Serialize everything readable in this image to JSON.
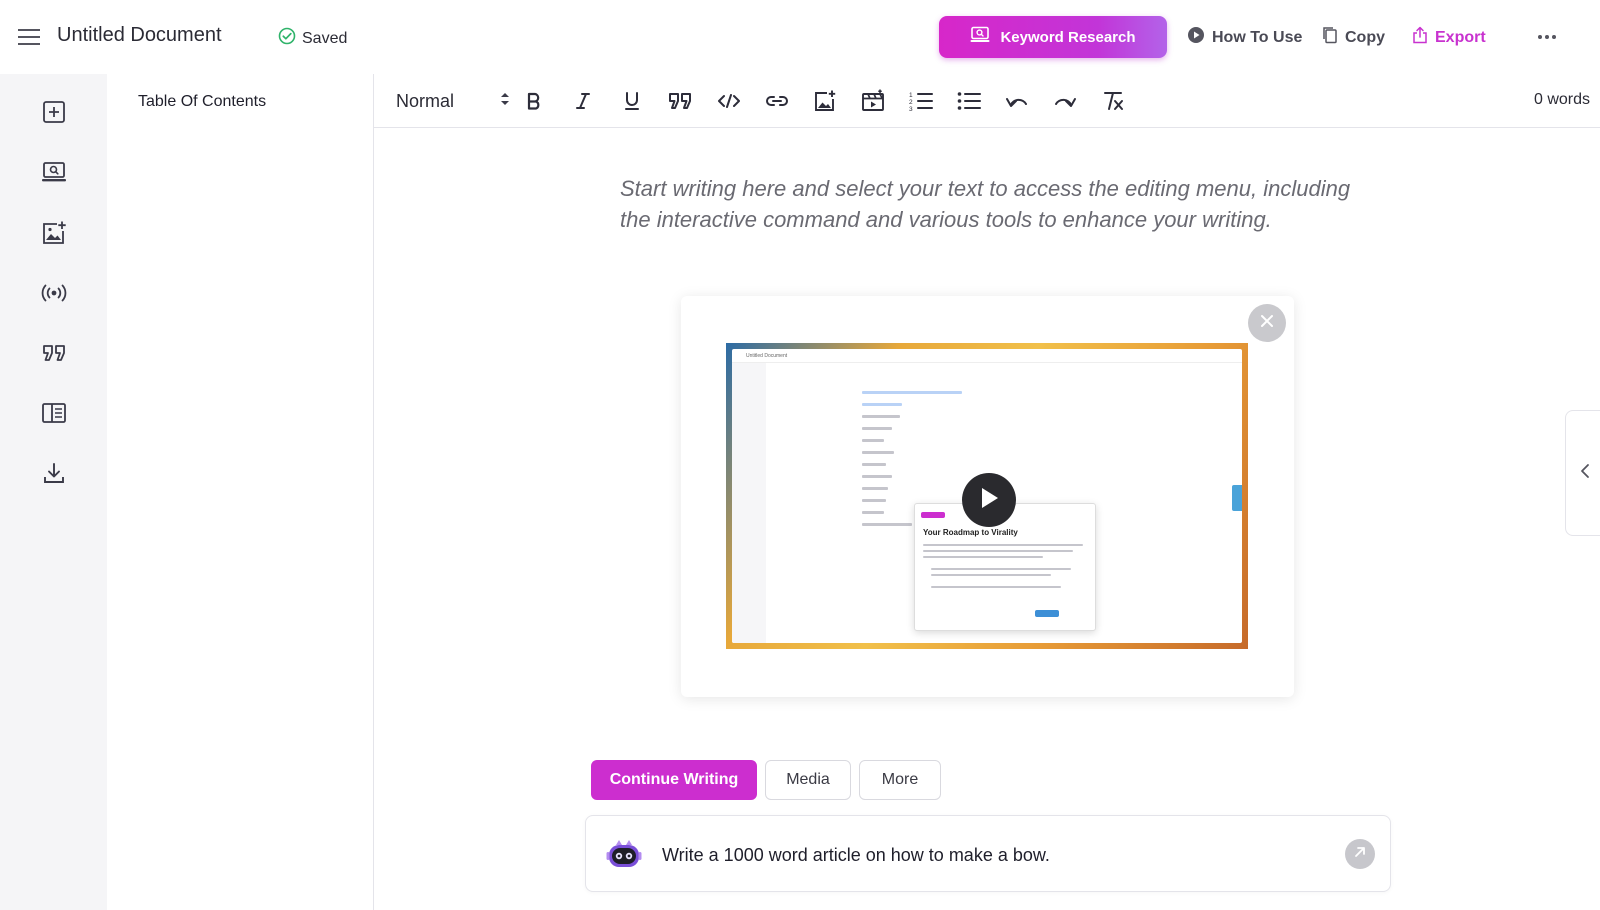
{
  "header": {
    "title": "Untitled Document",
    "saved_label": "Saved",
    "keyword_research_label": "Keyword Research",
    "how_to_use_label": "How To Use",
    "copy_label": "Copy",
    "export_label": "Export"
  },
  "sidebar": {
    "icons": [
      "add-block-icon",
      "keyword-research-icon",
      "add-image-icon",
      "broadcast-icon",
      "quote-icon",
      "panel-layout-icon",
      "download-icon"
    ]
  },
  "toc": {
    "title": "Table Of Contents"
  },
  "toolbar": {
    "style_value": "Normal",
    "word_count": "0 words"
  },
  "editor": {
    "placeholder": "Start writing here and select your text to access the editing menu, including the interactive command and various tools to enhance your writing."
  },
  "video": {
    "thumb_title": "Untitled Document",
    "thumb_popup_title": "Your Roadmap to Virality"
  },
  "actions": {
    "continue_label": "Continue Writing",
    "media_label": "Media",
    "more_label": "More"
  },
  "prompt": {
    "value": "Write a 1000 word article on how to make a bow."
  },
  "colors": {
    "accent": "#cc2ecf",
    "saved_check": "#2fb36a"
  }
}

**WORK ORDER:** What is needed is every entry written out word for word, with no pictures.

**RESULT BELOW:**
Serialize everything readable in this image to JSON.
{
  "header": {
    "title": "Untitled Document",
    "saved_label": "Saved",
    "keyword_research_label": "Keyword Research",
    "how_to_use_label": "How To Use",
    "copy_label": "Copy",
    "export_label": "Export"
  },
  "sidebar": {
    "icons": [
      "add-block-icon",
      "keyword-research-icon",
      "add-image-icon",
      "broadcast-icon",
      "quote-icon",
      "panel-layout-icon",
      "download-icon"
    ]
  },
  "toc": {
    "title": "Table Of Contents"
  },
  "toolbar": {
    "style_value": "Normal",
    "word_count": "0 words"
  },
  "editor": {
    "placeholder": "Start writing here and select your text to access the editing menu, including the interactive command and various tools to enhance your writing."
  },
  "video": {
    "thumb_title": "Untitled Document",
    "thumb_popup_title": "Your Roadmap to Virality"
  },
  "actions": {
    "continue_label": "Continue Writing",
    "media_label": "Media",
    "more_label": "More"
  },
  "prompt": {
    "value": "Write a 1000 word article on how to make a bow."
  },
  "colors": {
    "accent": "#cc2ecf",
    "saved_check": "#2fb36a"
  }
}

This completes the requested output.